Shabbat Noah: Creating the World Anew
As the beginning unfolds a warning goes forth:
Remember it is so easy to go astray.
It is so easy to allow ourselves to be ruled by impatience,
To be shaped by harsh judgments,
To become uninterested in the lives of others.
Even with the best intentions,
Even with the commitment to love,
It is still so easy to go astray.
But always there is an opening, a tzohar,
A way to see differently,
A way to let in visions, practices and insightsthat help us keep turning.
That help us keep turning toward attentive kindness,
Toward curiosity and interest.
Always there is an opening, a tzohar
That will show us the way to live in reverent relationship with each other
And all the earth.
In parshat Noah we witness the exile of speech. Noah remains silent when God tells him of the plan to put an end to human beings and destroy all the earth. When hearing this news Noah does not argue, he does not comment. Noah does not ask one question. Noah, the man who walks with God, remains completely silent as creation is shattered. Noah's speech has been exiled, a consequence of the deep disconnection of his generation.
The people of Noah's generation lost interest in their relationships with each other and the earth. They no longer looked toward each other with curiosity or care. Human interactions became like robbery, people grabbing what they wanted for themselves with out any awareness, sensitivity or concern about how their actions might affect another. The generation had lost the ability to act with kindness. They lost the capacity to see the humanity in another, to see Divinity in the world. This experience was the very converse of love.

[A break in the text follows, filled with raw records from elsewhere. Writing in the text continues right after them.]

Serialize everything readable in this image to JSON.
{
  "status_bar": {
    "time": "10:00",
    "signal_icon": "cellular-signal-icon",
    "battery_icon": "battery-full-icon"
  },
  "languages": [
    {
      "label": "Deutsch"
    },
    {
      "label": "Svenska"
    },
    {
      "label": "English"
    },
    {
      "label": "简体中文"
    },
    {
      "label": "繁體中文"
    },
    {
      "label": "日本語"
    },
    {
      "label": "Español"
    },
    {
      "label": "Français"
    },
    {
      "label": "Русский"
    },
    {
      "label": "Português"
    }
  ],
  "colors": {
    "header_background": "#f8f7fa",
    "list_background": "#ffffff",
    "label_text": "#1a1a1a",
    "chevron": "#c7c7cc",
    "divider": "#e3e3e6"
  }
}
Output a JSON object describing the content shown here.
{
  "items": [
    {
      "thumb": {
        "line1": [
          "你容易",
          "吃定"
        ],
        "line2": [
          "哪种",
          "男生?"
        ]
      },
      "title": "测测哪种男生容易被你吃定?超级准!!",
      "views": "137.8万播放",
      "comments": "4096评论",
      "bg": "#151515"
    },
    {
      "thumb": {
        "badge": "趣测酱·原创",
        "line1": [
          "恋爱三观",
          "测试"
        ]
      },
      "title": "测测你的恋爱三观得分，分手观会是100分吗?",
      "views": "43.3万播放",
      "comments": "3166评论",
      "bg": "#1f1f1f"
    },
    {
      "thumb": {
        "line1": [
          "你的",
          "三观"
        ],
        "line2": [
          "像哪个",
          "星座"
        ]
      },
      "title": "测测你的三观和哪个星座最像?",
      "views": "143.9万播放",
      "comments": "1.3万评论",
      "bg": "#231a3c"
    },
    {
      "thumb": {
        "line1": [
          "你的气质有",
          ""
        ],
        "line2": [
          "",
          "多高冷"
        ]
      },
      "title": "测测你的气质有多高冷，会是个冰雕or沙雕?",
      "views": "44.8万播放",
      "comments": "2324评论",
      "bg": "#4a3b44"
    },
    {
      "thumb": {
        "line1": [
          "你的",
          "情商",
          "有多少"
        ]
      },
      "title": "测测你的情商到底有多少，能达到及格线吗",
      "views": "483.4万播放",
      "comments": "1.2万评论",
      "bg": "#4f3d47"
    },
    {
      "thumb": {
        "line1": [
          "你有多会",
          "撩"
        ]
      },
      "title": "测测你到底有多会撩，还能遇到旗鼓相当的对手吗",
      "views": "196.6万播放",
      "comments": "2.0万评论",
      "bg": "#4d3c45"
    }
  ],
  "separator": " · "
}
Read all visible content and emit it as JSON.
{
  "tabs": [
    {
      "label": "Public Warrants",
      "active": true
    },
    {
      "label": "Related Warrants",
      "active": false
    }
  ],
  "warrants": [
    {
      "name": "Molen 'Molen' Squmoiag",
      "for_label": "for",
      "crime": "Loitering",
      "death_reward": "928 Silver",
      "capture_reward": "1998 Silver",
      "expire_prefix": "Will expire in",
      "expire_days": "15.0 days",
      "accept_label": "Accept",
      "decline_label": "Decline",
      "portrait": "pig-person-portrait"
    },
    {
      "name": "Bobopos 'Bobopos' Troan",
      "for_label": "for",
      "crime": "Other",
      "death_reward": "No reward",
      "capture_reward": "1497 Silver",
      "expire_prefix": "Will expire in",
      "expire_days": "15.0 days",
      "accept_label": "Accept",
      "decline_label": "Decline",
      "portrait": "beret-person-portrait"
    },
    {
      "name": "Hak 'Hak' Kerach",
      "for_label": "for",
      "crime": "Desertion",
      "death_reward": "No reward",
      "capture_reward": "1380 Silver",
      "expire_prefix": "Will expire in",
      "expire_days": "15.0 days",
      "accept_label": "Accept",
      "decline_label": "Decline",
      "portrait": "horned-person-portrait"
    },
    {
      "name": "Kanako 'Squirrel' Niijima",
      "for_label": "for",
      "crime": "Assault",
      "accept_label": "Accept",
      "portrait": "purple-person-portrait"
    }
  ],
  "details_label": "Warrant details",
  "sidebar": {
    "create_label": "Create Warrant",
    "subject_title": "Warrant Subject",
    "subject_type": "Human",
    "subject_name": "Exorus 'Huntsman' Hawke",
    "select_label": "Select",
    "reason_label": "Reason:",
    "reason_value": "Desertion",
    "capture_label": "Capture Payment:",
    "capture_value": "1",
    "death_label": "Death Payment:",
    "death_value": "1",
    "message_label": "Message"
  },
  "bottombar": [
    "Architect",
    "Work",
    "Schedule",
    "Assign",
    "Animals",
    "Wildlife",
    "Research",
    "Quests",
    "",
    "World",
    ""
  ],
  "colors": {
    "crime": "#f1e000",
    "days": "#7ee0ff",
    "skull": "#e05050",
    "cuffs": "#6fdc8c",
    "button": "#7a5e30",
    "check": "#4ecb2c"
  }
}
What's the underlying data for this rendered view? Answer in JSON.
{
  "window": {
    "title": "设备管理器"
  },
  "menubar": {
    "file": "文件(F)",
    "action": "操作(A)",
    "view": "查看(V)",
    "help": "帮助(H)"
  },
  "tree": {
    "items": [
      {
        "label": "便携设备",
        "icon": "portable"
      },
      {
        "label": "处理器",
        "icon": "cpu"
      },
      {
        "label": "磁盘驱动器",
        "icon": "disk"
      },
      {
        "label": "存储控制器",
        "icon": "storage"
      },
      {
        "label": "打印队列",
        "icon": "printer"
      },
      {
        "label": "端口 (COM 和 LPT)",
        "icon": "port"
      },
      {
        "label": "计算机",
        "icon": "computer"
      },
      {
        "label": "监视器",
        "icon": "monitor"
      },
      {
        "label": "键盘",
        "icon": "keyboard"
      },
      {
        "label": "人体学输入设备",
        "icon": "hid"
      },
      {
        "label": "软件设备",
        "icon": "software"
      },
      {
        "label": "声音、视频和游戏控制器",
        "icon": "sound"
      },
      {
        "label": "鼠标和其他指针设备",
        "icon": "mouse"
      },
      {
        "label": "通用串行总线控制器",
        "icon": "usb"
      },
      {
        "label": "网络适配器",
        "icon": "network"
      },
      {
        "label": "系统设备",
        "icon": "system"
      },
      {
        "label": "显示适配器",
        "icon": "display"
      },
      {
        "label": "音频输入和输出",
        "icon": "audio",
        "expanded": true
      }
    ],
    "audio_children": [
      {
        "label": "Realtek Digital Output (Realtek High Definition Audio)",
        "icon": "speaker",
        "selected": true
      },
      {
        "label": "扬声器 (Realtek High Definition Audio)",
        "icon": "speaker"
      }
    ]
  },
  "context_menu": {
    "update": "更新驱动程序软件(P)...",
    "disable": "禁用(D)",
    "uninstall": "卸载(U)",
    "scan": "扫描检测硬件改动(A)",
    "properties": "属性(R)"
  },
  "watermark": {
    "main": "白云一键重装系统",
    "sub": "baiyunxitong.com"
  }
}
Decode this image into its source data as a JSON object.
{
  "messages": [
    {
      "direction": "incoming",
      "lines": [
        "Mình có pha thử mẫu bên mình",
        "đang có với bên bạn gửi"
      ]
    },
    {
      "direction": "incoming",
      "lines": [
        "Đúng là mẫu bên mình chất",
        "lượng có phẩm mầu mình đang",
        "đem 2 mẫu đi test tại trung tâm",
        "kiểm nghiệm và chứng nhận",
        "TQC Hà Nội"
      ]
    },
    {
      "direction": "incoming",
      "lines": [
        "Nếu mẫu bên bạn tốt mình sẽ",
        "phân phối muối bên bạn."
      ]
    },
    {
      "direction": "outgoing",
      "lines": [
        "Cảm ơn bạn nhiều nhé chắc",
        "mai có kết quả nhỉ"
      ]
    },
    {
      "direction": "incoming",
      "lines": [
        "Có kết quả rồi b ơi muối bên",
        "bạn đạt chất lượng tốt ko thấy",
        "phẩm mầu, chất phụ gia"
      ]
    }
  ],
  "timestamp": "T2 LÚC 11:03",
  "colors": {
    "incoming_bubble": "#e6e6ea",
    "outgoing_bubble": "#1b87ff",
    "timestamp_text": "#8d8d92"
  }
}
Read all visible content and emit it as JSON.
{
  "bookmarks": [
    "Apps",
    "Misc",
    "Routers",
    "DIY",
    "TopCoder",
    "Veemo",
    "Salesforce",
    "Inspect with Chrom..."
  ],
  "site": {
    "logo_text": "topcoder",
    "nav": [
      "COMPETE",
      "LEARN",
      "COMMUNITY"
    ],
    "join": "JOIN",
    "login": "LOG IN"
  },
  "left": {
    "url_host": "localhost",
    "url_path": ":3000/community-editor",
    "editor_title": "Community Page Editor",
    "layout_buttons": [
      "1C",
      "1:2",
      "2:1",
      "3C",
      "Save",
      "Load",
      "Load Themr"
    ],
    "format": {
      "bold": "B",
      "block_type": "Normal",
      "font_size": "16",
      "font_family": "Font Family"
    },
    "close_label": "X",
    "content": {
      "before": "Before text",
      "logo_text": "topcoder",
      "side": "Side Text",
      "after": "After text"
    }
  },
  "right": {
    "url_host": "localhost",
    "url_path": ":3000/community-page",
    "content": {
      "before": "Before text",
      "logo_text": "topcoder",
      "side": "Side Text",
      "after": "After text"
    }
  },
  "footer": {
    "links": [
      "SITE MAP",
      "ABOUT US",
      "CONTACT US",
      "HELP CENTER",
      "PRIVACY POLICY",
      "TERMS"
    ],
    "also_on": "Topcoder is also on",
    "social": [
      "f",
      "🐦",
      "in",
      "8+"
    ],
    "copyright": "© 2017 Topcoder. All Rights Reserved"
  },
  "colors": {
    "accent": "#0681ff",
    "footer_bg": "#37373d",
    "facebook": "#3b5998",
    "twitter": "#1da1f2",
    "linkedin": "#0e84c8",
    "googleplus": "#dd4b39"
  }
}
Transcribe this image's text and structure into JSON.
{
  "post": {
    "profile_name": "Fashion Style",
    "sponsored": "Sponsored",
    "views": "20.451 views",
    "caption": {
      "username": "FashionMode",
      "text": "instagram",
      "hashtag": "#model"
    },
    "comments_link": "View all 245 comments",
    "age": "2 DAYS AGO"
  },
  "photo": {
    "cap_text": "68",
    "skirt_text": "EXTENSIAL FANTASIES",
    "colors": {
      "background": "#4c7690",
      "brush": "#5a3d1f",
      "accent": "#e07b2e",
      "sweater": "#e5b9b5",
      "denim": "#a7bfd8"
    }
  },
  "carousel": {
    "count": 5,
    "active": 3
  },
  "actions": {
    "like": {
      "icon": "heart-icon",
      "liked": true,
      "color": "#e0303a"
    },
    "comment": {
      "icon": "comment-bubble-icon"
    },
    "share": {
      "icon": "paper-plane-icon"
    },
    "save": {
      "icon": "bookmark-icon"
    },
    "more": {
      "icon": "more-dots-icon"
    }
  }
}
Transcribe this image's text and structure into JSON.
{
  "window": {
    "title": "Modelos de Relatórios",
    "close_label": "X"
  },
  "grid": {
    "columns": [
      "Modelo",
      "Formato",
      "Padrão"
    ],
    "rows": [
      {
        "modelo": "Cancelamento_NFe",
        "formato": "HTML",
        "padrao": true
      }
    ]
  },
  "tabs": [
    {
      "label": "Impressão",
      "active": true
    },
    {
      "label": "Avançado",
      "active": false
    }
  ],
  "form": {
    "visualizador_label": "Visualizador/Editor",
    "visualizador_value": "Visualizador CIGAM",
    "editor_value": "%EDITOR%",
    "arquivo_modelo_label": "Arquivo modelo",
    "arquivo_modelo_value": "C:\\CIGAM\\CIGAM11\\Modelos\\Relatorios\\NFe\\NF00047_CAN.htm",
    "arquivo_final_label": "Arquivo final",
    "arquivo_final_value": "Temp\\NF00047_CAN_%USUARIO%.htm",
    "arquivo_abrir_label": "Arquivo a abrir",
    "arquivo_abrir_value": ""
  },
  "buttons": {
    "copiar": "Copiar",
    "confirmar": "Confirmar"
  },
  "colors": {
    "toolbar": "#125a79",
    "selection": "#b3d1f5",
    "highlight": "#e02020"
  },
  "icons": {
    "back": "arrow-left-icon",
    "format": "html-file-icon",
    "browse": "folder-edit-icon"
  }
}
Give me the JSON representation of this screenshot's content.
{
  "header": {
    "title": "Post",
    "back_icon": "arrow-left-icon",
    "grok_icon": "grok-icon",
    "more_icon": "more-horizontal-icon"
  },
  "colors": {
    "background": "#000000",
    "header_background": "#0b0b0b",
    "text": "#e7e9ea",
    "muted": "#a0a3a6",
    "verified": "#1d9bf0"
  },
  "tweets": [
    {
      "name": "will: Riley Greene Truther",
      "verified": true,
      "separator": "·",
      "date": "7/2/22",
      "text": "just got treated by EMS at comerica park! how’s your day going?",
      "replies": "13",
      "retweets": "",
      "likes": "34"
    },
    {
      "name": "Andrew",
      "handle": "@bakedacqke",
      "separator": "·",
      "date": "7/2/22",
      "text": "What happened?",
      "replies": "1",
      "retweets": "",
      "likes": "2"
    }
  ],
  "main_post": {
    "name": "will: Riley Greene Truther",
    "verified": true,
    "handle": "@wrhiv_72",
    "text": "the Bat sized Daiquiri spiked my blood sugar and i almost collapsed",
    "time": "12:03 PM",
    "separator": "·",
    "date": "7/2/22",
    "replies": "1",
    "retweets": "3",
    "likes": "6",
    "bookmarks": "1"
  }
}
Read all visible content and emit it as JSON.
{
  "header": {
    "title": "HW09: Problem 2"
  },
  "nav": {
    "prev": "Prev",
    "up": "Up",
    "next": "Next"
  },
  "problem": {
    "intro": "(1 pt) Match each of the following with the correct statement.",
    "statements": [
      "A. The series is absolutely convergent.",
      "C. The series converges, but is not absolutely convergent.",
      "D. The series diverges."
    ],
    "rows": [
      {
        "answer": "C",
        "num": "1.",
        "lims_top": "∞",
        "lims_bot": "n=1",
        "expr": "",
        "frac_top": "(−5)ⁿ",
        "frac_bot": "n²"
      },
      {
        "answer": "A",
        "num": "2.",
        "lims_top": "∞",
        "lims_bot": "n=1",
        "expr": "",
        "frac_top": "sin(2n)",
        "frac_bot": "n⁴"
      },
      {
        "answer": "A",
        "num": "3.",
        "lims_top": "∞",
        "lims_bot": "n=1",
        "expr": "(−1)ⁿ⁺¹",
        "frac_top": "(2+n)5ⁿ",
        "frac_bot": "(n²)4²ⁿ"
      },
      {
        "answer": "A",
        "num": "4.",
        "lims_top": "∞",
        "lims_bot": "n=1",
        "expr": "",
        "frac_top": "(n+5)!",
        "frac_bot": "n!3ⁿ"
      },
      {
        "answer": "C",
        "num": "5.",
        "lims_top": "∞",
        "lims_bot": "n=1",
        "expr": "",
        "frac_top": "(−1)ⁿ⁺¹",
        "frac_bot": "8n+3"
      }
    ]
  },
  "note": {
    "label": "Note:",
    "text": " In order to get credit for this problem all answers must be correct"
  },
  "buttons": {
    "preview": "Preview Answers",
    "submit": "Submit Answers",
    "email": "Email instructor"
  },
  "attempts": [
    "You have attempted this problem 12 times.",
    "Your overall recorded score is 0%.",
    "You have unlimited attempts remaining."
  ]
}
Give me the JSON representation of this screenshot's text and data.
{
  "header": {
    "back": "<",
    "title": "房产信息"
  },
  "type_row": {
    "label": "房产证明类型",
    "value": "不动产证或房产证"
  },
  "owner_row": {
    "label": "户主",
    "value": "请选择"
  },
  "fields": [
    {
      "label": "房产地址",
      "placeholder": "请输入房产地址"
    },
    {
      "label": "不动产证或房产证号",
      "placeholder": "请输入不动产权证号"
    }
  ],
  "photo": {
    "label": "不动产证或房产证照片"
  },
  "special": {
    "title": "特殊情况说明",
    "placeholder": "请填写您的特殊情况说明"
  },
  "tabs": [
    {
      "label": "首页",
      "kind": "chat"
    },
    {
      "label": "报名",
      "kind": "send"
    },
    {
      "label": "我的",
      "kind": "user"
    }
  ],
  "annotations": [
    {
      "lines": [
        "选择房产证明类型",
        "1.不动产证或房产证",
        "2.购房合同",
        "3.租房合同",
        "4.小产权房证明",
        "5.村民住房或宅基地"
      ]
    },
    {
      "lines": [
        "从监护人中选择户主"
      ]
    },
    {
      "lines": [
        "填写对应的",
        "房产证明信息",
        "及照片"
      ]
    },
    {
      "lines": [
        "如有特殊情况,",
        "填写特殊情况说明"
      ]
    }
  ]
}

And God examined the generation and chose Noah, seeing him not just for who he is but more importantly for who he might become.
God told Noah to do three things:
To build an ark,
To enter the ark with his family,
To bring into the ark representatives from the animal world.
In the building of the ark God instructed Noah to make a tzohar, an opening through which new insights, visions and ways of being could appear.
And with this tzohar the ark became a laboratory for curiosity and kindness.
In the ark Noah's perspective shifted and he began to experience life differently. In the ark Noah became a righteous person. His responsibility to care for the animals transformed his consciousness. Through his relationship with the animals Noah relearned alert, attentive kindness. He rediscovered curiosity. He became interested again in diversity and the intricate patterns of creation. Being responsible for the well being of living creatures awakened his concern for others.
Noah re-experienced the interconnection of all life.
Sensitivity and kindness reappeared. Love poured forth.
And with this the world was created anew.
Alert, attentive kindness.
Curiosity and interest in others.
Even with the best intentions it is so easy to go astray and loss sight of these commitments. This week's Torah portion reminds us to seek a tzohar, an opening that helps us return to awareness and compassion.